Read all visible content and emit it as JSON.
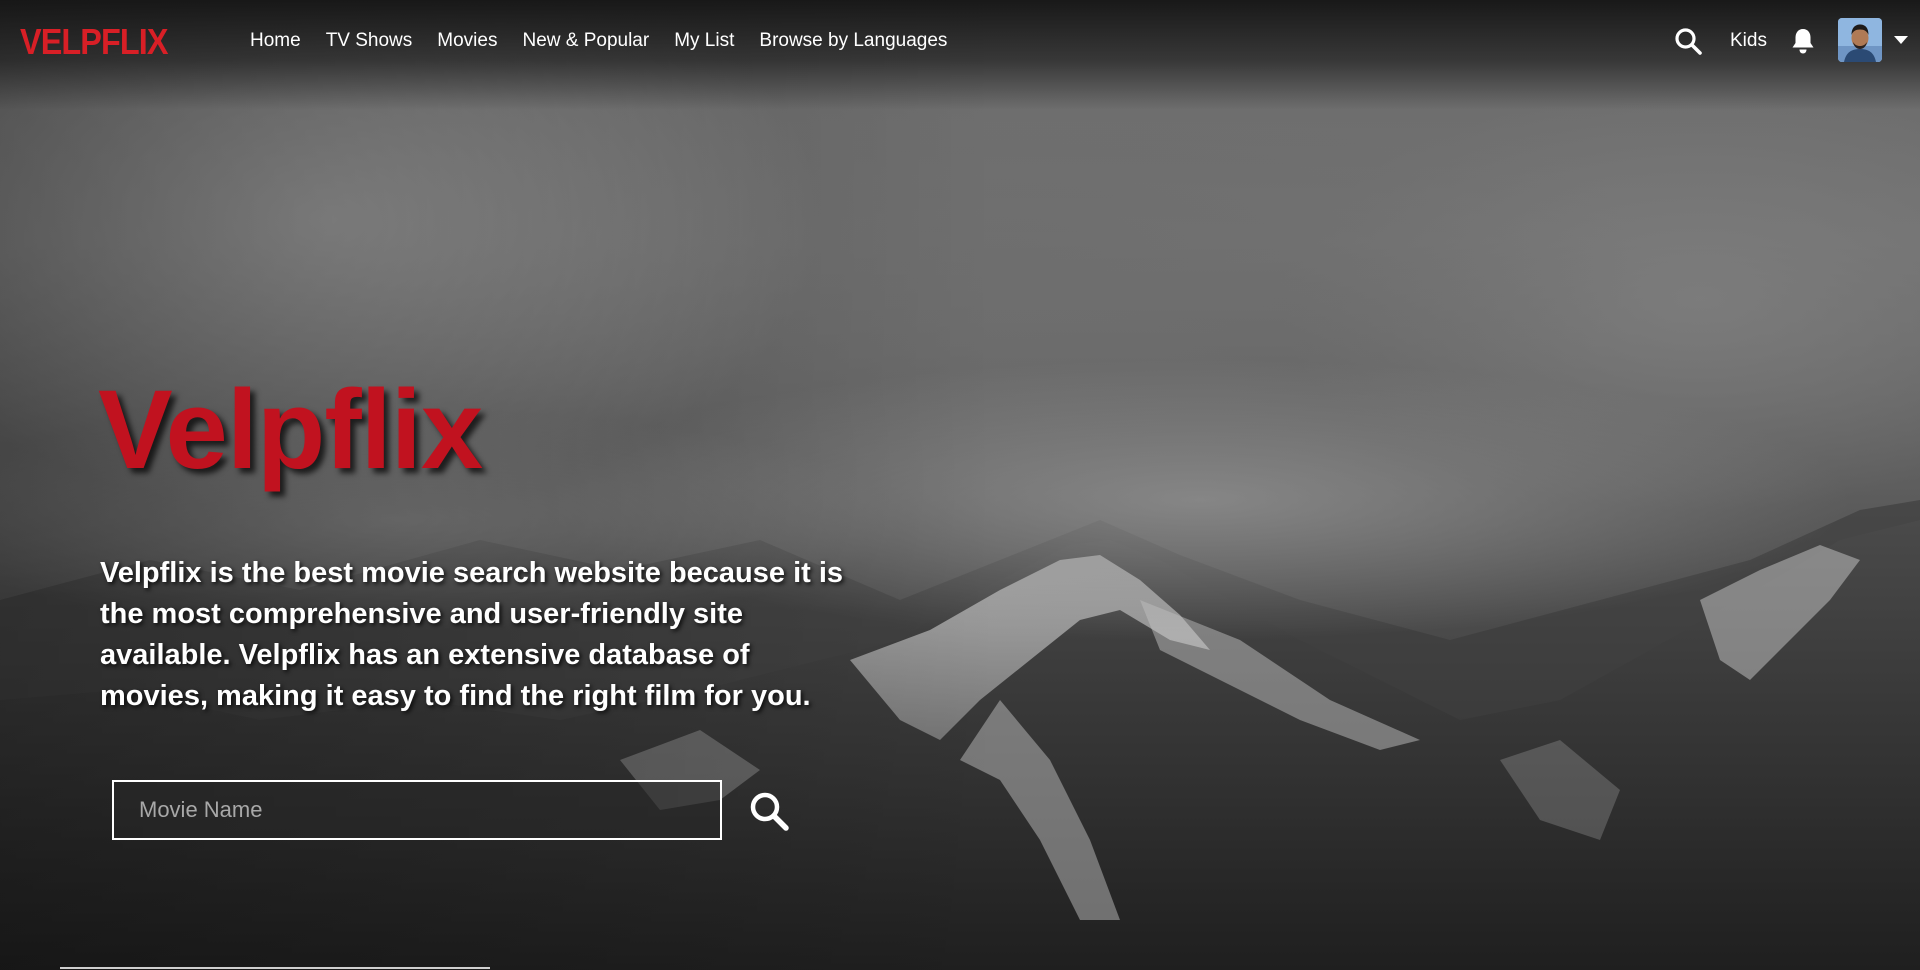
{
  "brand": {
    "logo_text": "VELPFLIX",
    "accent_color": "#d81f26"
  },
  "nav": {
    "links": [
      {
        "label": "Home"
      },
      {
        "label": "TV Shows"
      },
      {
        "label": "Movies"
      },
      {
        "label": "New & Popular"
      },
      {
        "label": "My List"
      },
      {
        "label": "Browse by Languages"
      }
    ],
    "search_icon": "search-icon",
    "kids_label": "Kids",
    "bell_icon": "bell-icon",
    "avatar_icon": "user-avatar",
    "caret_icon": "caret-down-icon"
  },
  "hero": {
    "title": "Velpflix",
    "description": "Velpflix is the best movie search website because it is the most comprehensive and user-friendly site available. Velpflix has an extensive database of movies, making it easy to find the right film for you.",
    "search_placeholder": "Movie Name",
    "search_value": "",
    "search_button_icon": "search-icon"
  }
}
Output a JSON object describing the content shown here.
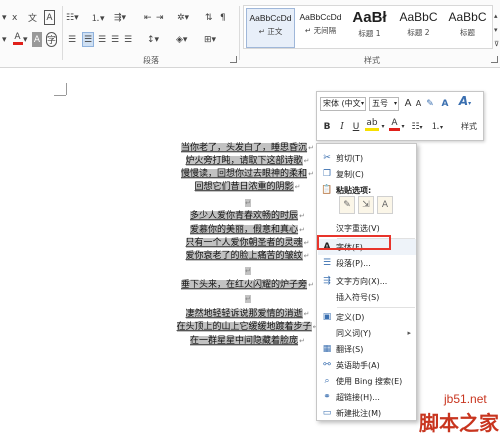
{
  "ribbon": {
    "paragraph_group": "段落",
    "styles_group": "样式",
    "styles": [
      {
        "preview": "AaBbCcDd",
        "name": "↵ 正文"
      },
      {
        "preview": "AaBbCcDd",
        "name": "↵ 无间隔"
      },
      {
        "preview": "AaBł",
        "name": "标题 1"
      },
      {
        "preview": "AaBbC",
        "name": "标题 2"
      },
      {
        "preview": "AaBbC",
        "name": "标题"
      }
    ]
  },
  "poem": [
    "当你老了，头发白了，睡思昏沉",
    "炉火旁打盹，请取下这部诗歌",
    "慢慢读，回想你过去眼神的柔和",
    "回想它们昔日浓重的阴影",
    "",
    "多少人爱你青春欢畅的时辰",
    "爱慕你的美丽，假意和真心",
    "只有一个人爱你朝圣者的灵魂",
    "爱你衰老了的脸上痛苦的皱纹",
    "",
    "垂下头来，在红火闪耀的炉子旁",
    "",
    "凄然地轻轻诉说那爱情的消逝",
    "在头顶上的山上它缓缓地踱着步子",
    "在一群星星中间隐藏着脸庞"
  ],
  "mini_toolbar": {
    "font_name": "宋体 (中文",
    "font_size": "五号",
    "grow_font": "A",
    "shrink_font": "A",
    "bold": "B",
    "italic": "I",
    "underline": "U",
    "styles_label": "样式"
  },
  "menu": {
    "cut": "剪切(T)",
    "copy": "复制(C)",
    "paste_options": "粘贴选项:",
    "hanzi_reselect": "汉字重选(V)",
    "font": "字体(F)...",
    "paragraph": "段落(P)...",
    "text_direction": "文字方向(X)...",
    "insert_symbol": "插入符号(S)",
    "define": "定义(D)",
    "synonyms": "同义词(Y)",
    "translate": "翻译(S)",
    "english_assistant": "英语助手(A)",
    "bing_search": "使用 Bing 搜索(E)",
    "hyperlink": "超链接(H)...",
    "new_comment": "新建批注(M)"
  },
  "watermark": {
    "site": "jb51.net",
    "brand": "脚本之家"
  },
  "colors": {
    "selection": "#c2c2c2",
    "highlight_border": "#e8342b",
    "accent": "#3a6fb0",
    "font_color_mark": "#e0201a",
    "highlight_mark": "#f7e000",
    "watermark": "#c8351f"
  }
}
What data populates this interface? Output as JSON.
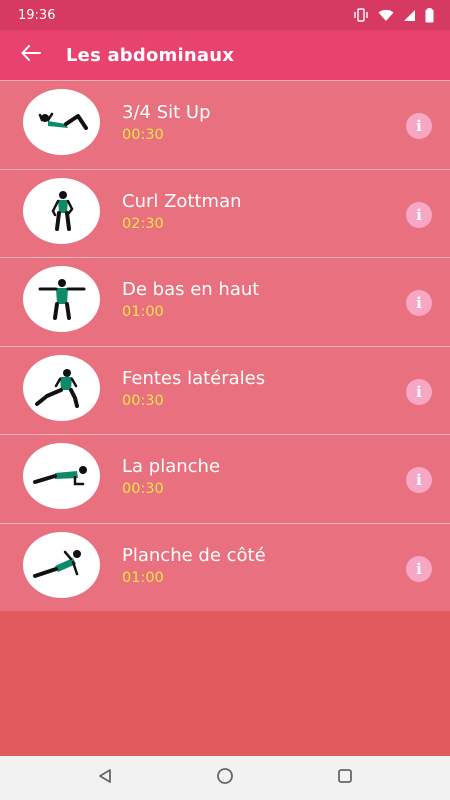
{
  "status_bar": {
    "time": "19:36"
  },
  "app_bar": {
    "title": "Les abdominaux",
    "back_icon": "arrow-left-icon"
  },
  "exercises": [
    {
      "name": "3/4 Sit Up",
      "duration": "00:30",
      "pose": "situp"
    },
    {
      "name": "Curl Zottman",
      "duration": "02:30",
      "pose": "curl"
    },
    {
      "name": "De bas en haut",
      "duration": "01:00",
      "pose": "arms"
    },
    {
      "name": "Fentes latérales",
      "duration": "00:30",
      "pose": "lunge"
    },
    {
      "name": "La planche",
      "duration": "00:30",
      "pose": "plank"
    },
    {
      "name": "Planche de côté",
      "duration": "01:00",
      "pose": "sideplank"
    }
  ],
  "colors": {
    "status_bar": "#d63a63",
    "app_bar": "#e8426e",
    "list_bg": "#e9707e",
    "page_bg": "#e05a5e",
    "duration_text": "#f6e24a",
    "info_button": "#f7a6c4"
  }
}
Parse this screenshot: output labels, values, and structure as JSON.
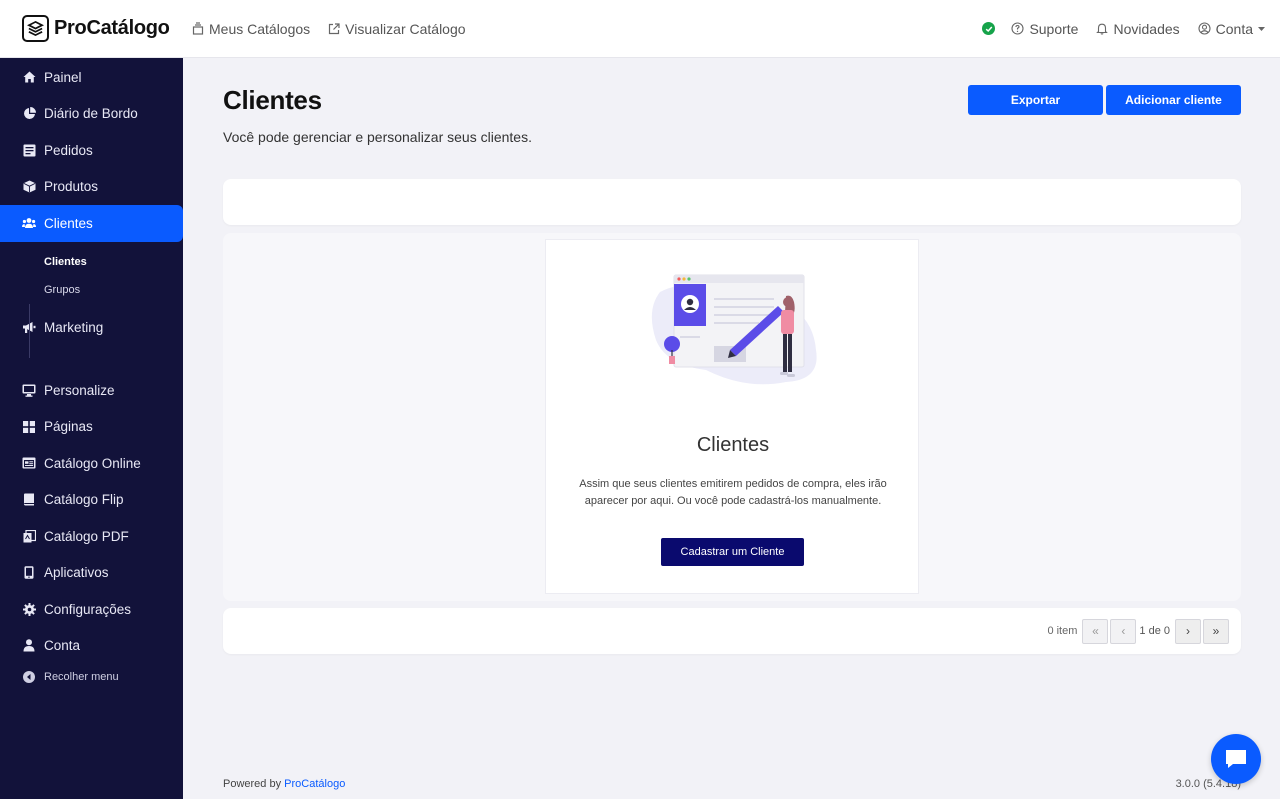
{
  "app": {
    "name": "ProCatálogo"
  },
  "topnav": {
    "items": [
      {
        "label": "Meus Catálogos",
        "icon": "stack-icon"
      },
      {
        "label": "Visualizar Catálogo",
        "icon": "external-link-icon"
      }
    ],
    "right": {
      "status_color": "#16a34a",
      "support_label": "Suporte",
      "news_label": "Novidades",
      "account_label": "Conta"
    }
  },
  "sidebar": {
    "items": [
      {
        "label": "Painel",
        "icon": "home-icon"
      },
      {
        "label": "Diário de Bordo",
        "icon": "pie-chart-icon"
      },
      {
        "label": "Pedidos",
        "icon": "list-icon"
      },
      {
        "label": "Produtos",
        "icon": "box-icon"
      },
      {
        "label": "Clientes",
        "icon": "users-icon",
        "active": true
      },
      {
        "label": "Marketing",
        "icon": "megaphone-icon"
      },
      {
        "label": "Personalize",
        "icon": "monitor-icon"
      },
      {
        "label": "Páginas",
        "icon": "grid-icon"
      },
      {
        "label": "Catálogo Online",
        "icon": "browser-icon"
      },
      {
        "label": "Catálogo Flip",
        "icon": "book-icon"
      },
      {
        "label": "Catálogo PDF",
        "icon": "pdf-icon"
      },
      {
        "label": "Aplicativos",
        "icon": "mobile-icon"
      },
      {
        "label": "Configurações",
        "icon": "gear-icon"
      },
      {
        "label": "Conta",
        "icon": "user-icon"
      }
    ],
    "subitems": [
      {
        "label": "Clientes",
        "active": true
      },
      {
        "label": "Grupos"
      }
    ],
    "collapse_label": "Recolher menu"
  },
  "page": {
    "title": "Clientes",
    "subtitle": "Você pode gerenciar e personalizar seus clientes.",
    "export_label": "Exportar",
    "add_label": "Adicionar cliente"
  },
  "empty_state": {
    "title": "Clientes",
    "text": "Assim que seus clientes emitirem pedidos de compra, eles irão aparecer por aqui. Ou você pode cadastrá-los manualmente.",
    "button_label": "Cadastrar um Cliente"
  },
  "pager": {
    "count": "0 item",
    "first": "«",
    "prev": "‹",
    "page": "1 de 0",
    "next": "›",
    "last": "»"
  },
  "footer": {
    "powered_prefix": "Powered by",
    "powered_link": "ProCatálogo",
    "version": "3.0.0 (5.4.18)"
  },
  "colors": {
    "accent": "#0a5bff",
    "sidebar_bg": "#12123a",
    "dark_button": "#0a0a6e"
  }
}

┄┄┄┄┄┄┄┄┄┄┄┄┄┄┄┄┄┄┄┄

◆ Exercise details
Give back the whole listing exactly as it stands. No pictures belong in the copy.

◆ Answer space
Read all visible content and emit it as JSON.
{
  "brand": {
    "logo_text": "VELPFLIX",
    "accent_color": "#d81f26"
  },
  "nav": {
    "links": [
      {
        "label": "Home"
      },
      {
        "label": "TV Shows"
      },
      {
        "label": "Movies"
      },
      {
        "label": "New & Popular"
      },
      {
        "label": "My List"
      },
      {
        "label": "Browse by Languages"
      }
    ],
    "search_icon": "search-icon",
    "kids_label": "Kids",
    "bell_icon": "bell-icon",
    "avatar_icon": "user-avatar",
    "caret_icon": "caret-down-icon"
  },
  "hero": {
    "title": "Velpflix",
    "description": "Velpflix is the best movie search website because it is the most comprehensive and user-friendly site available. Velpflix has an extensive database of movies, making it easy to find the right film for you.",
    "search_placeholder": "Movie Name",
    "search_value": "",
    "search_button_icon": "search-icon"
  }
}
Output a JSON object describing the content shown here.
{
  "ribbon": {
    "paragraph_group": "段落",
    "styles_group": "样式",
    "styles": [
      {
        "preview": "AaBbCcDd",
        "name": "↵ 正文"
      },
      {
        "preview": "AaBbCcDd",
        "name": "↵ 无间隔"
      },
      {
        "preview": "AaBł",
        "name": "标题 1"
      },
      {
        "preview": "AaBbC",
        "name": "标题 2"
      },
      {
        "preview": "AaBbC",
        "name": "标题"
      }
    ]
  },
  "poem": [
    "当你老了，头发白了，睡思昏沉",
    "炉火旁打盹，请取下这部诗歌",
    "慢慢读，回想你过去眼神的柔和",
    "回想它们昔日浓重的阴影",
    "",
    "多少人爱你青春欢畅的时辰",
    "爱慕你的美丽，假意和真心",
    "只有一个人爱你朝圣者的灵魂",
    "爱你衰老了的脸上痛苦的皱纹",
    "",
    "垂下头来，在红火闪耀的炉子旁",
    "",
    "凄然地轻轻诉说那爱情的消逝",
    "在头顶上的山上它缓缓地踱着步子",
    "在一群星星中间隐藏着脸庞"
  ],
  "mini_toolbar": {
    "font_name": "宋体 (中文",
    "font_size": "五号",
    "grow_font": "A",
    "shrink_font": "A",
    "bold": "B",
    "italic": "I",
    "underline": "U",
    "styles_label": "样式"
  },
  "menu": {
    "cut": "剪切(T)",
    "copy": "复制(C)",
    "paste_options": "粘贴选项:",
    "hanzi_reselect": "汉字重选(V)",
    "font": "字体(F)...",
    "paragraph": "段落(P)...",
    "text_direction": "文字方向(X)...",
    "insert_symbol": "插入符号(S)",
    "define": "定义(D)",
    "synonyms": "同义词(Y)",
    "translate": "翻译(S)",
    "english_assistant": "英语助手(A)",
    "bing_search": "使用 Bing 搜索(E)",
    "hyperlink": "超链接(H)...",
    "new_comment": "新建批注(M)"
  },
  "watermark": {
    "site": "jb51.net",
    "brand": "脚本之家"
  },
  "colors": {
    "selection": "#c2c2c2",
    "highlight_border": "#e8342b",
    "accent": "#3a6fb0",
    "font_color_mark": "#e0201a",
    "highlight_mark": "#f7e000",
    "watermark": "#c8351f"
  }
}
What data populates this interface? Output as JSON.
{
  "status_bar": {
    "time": "19:36"
  },
  "app_bar": {
    "title": "Les abdominaux",
    "back_icon": "arrow-left-icon"
  },
  "exercises": [
    {
      "name": "3/4 Sit Up",
      "duration": "00:30",
      "pose": "situp"
    },
    {
      "name": "Curl Zottman",
      "duration": "02:30",
      "pose": "curl"
    },
    {
      "name": "De bas en haut",
      "duration": "01:00",
      "pose": "arms"
    },
    {
      "name": "Fentes latérales",
      "duration": "00:30",
      "pose": "lunge"
    },
    {
      "name": "La planche",
      "duration": "00:30",
      "pose": "plank"
    },
    {
      "name": "Planche de côté",
      "duration": "01:00",
      "pose": "sideplank"
    }
  ],
  "colors": {
    "status_bar": "#d63a63",
    "app_bar": "#e8426e",
    "list_bg": "#e9707e",
    "page_bg": "#e05a5e",
    "duration_text": "#f6e24a",
    "info_button": "#f7a6c4"
  }
}
Parse this screenshot: output labels, values, and structure as JSON.
{
  "app": {
    "name": "ProCatálogo"
  },
  "topnav": {
    "items": [
      {
        "label": "Meus Catálogos",
        "icon": "stack-icon"
      },
      {
        "label": "Visualizar Catálogo",
        "icon": "external-link-icon"
      }
    ],
    "right": {
      "status_color": "#16a34a",
      "support_label": "Suporte",
      "news_label": "Novidades",
      "account_label": "Conta"
    }
  },
  "sidebar": {
    "items": [
      {
        "label": "Painel",
        "icon": "home-icon"
      },
      {
        "label": "Diário de Bordo",
        "icon": "pie-chart-icon"
      },
      {
        "label": "Pedidos",
        "icon": "list-icon"
      },
      {
        "label": "Produtos",
        "icon": "box-icon"
      },
      {
        "label": "Clientes",
        "icon": "users-icon",
        "active": true
      },
      {
        "label": "Marketing",
        "icon": "megaphone-icon"
      },
      {
        "label": "Personalize",
        "icon": "monitor-icon"
      },
      {
        "label": "Páginas",
        "icon": "grid-icon"
      },
      {
        "label": "Catálogo Online",
        "icon": "browser-icon"
      },
      {
        "label": "Catálogo Flip",
        "icon": "book-icon"
      },
      {
        "label": "Catálogo PDF",
        "icon": "pdf-icon"
      },
      {
        "label": "Aplicativos",
        "icon": "mobile-icon"
      },
      {
        "label": "Configurações",
        "icon": "gear-icon"
      },
      {
        "label": "Conta",
        "icon": "user-icon"
      }
    ],
    "subitems": [
      {
        "label": "Clientes",
        "active": true
      },
      {
        "label": "Grupos"
      }
    ],
    "collapse_label": "Recolher menu"
  },
  "page": {
    "title": "Clientes",
    "subtitle": "Você pode gerenciar e personalizar seus clientes.",
    "export_label": "Exportar",
    "add_label": "Adicionar cliente"
  },
  "empty_state": {
    "title": "Clientes",
    "text": "Assim que seus clientes emitirem pedidos de compra, eles irão aparecer por aqui. Ou você pode cadastrá-los manualmente.",
    "button_label": "Cadastrar um Cliente"
  },
  "pager": {
    "count": "0 item",
    "first": "«",
    "prev": "‹",
    "page": "1 de 0",
    "next": "›",
    "last": "»"
  },
  "footer": {
    "powered_prefix": "Powered by",
    "powered_link": "ProCatálogo",
    "version": "3.0.0 (5.4.18)"
  },
  "colors": {
    "accent": "#0a5bff",
    "sidebar_bg": "#12123a",
    "dark_button": "#0a0a6e"
  }
}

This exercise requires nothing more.